What does Plato mean when he speaks of the known unknown, the beloved, the One we love without knowing His name?
Plato never, quite, says. He knows this love is most divine, but Plato never quite calls the object of all our desires “God.” How could he?
The gods of Homer and traditional Greek religion were not worthy of worship. If Plato cleaned them up, and he tried, then he had cleaned them up. The Zeus that you make worthy of worship is less than you and so is not worthy of a free man’s worship!
Plato understood that there must be something more. The love he felt, that motivated his dialogues, was of something, something sufficient to generate this passion in him. The gods were not God, because they were not all goodness, all truth, and utterly beautiful. The captivating nature of God revealed all the Homeric gods to be wicked, false, and ugly.
Plato ended with stories told by a dying man coming back to life to report that there is justice in the life to come. All actions that appears unjust is confirmed to be just, all that should be forgotten is, and nothing is lost that should be retained. Plato had spent most of Republic demonstrating that justice was good for its own sake and not just for good outcomes. He ended Republic with the extravagantly good news that justice was also rewarded for all eternity.
Plato loved justice as much as any man that ever lived. He loved wisdom and the Good. Looking at us, humans, Plato could not imagine that the Good, if God, could ever love us. Like his greatest student, Aristotle, God was beyond us and so God can only worthily think of God! God is all and so God need not condescend to us and might even be wicked to notice us. This is all reason can deliver to us: we are not much. Why would Divine Beauty notice us?
What Plato forgot was that a being, even the Being, in love can choose to love and that love need not be measured by equality. Numbers are equal, but love is not based on anything that can be counted. Love is not based on power, knowledge, or even goodness. All these qualities can be enumerated, but love cannot be counted. Love calls the Lover to the beloved, based on the nature of the Lover. The Divine Lover gives Himself to the beloved and that is all that matters as far as “qualifications” matter. In humankind, love can go awry, but in God, all good, His will is pure.
If God consents to love, if and only if love is good.
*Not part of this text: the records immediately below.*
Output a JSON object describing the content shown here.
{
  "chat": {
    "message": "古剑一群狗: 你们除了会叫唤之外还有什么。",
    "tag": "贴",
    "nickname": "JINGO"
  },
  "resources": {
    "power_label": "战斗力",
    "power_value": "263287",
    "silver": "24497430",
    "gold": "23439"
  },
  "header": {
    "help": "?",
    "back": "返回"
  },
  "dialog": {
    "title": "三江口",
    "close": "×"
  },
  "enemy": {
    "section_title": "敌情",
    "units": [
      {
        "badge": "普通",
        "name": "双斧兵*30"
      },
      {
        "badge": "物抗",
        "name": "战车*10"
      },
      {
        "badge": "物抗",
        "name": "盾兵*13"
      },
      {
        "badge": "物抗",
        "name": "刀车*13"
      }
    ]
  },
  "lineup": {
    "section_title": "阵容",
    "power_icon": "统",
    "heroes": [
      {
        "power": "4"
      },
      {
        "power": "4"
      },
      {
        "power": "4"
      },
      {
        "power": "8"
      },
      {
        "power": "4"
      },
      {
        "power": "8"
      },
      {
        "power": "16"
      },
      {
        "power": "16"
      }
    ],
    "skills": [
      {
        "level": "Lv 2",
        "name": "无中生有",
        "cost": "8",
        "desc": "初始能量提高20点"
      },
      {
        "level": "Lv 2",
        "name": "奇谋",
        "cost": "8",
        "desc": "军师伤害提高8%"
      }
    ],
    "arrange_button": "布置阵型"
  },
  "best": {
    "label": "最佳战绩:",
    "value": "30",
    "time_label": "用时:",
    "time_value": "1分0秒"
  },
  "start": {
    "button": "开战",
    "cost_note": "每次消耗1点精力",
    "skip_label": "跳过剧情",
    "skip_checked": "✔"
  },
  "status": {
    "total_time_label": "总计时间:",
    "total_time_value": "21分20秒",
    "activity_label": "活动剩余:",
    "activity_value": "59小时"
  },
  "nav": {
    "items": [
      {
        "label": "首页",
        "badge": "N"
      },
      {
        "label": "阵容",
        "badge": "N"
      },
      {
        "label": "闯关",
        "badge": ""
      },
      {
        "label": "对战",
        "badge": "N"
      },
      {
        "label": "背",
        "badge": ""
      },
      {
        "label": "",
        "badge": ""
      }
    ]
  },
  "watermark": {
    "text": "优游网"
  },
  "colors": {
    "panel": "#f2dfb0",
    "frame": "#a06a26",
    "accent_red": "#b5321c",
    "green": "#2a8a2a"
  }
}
God would only consent to a love that is good! This is the beautiful circularity of divinity: love begetting love into eternity.
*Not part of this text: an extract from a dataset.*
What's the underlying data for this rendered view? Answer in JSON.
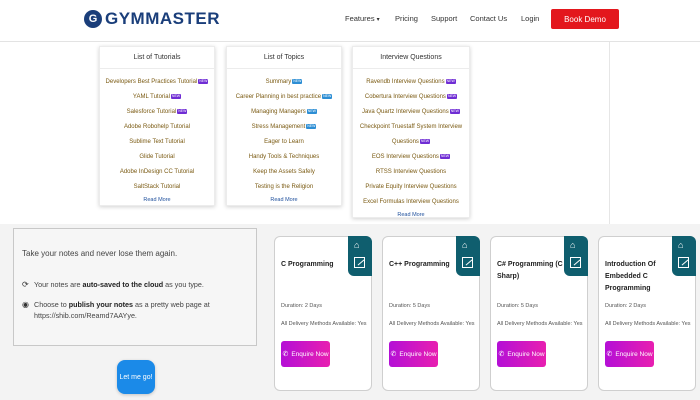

God was our creator and God chose to love His creation. He did not need to do so, love being based on consent, but God did. This was and is unexpected glory! God notices humankind! God loves God’s creation, since as a being whose nature is Love, God made a lovable cosmos. The part of the creation that is most like God, humankind, was made most lovable. God chose to love us in the very way He made us: we are loved from the foundation of the world. We are fallen, but that is nothing to the Divine Lover. His absolute romance gave Himself to salvaging us.
The Christian good news that Plato could not see is that the Beautiful, the very Word of God, came at Christmastide by His own choice! Angels sang. A manger was sanctified. All was joy to the world:
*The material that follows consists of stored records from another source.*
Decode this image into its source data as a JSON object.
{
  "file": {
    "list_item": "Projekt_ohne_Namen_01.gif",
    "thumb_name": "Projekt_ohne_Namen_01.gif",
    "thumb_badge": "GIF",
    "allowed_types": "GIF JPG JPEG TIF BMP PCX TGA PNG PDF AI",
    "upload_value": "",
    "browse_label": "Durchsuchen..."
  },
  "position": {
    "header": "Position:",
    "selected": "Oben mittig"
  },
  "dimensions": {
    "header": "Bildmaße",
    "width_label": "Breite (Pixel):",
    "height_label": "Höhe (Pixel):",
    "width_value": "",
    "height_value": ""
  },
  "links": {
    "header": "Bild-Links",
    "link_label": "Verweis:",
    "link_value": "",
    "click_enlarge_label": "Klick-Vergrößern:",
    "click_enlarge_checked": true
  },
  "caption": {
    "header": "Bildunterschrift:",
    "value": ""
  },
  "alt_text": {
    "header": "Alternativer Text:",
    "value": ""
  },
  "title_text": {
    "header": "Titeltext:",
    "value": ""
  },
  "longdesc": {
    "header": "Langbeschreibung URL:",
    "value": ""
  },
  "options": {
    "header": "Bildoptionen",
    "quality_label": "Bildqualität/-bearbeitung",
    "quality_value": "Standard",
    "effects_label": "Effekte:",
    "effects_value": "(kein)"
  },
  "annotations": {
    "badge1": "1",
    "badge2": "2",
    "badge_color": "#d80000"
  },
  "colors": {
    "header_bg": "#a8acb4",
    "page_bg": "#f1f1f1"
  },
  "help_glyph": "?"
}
“And the Word was made flesh, and dwelt among us, (and we beheld his glory, the glory as of the only begotten of the Father,) full of grace and truth.” (John 1:14)
This choice enabled all humankind to see the grace and truth of Father God. The Creator of the cosmos acted in solidarity for us out of love. Love is motivated by beauty and God had created us in His image. Even the shattered image of God was enough for God to choose to love us and so Jesus came. The Word became flesh. We can see this Icon of God and imitate Him.
Naturally, the Word is also one in essence with the Father and so when we imitate the Word, we imitate the Father. Where do we get this power of becoming like God? This ability comes from the Creator: of “thine own have we given Thee.” From the beginning, the Creator made humans in His image. Our parents, Adam and Eve, turned from God, but this could not utterly obliterate what God made. Even the shards of a broken mirror can still reflect the light and so every human being carries within himself or herself the possibility of reflecting the True Light. This beautiful reflection cannot save us, we are still broken and in need of the grace of God, yet even a brief reflection of His light from our souls is more beautiful than the light of the stars.
We are objectively beautiful, but this is not a beauty apart from God. This is good on God’s part, because the good God built beauty into the very heart of creation. He reacts to His own choice and loves us. As with Mary, we are given a chance to consent or reject what God gives.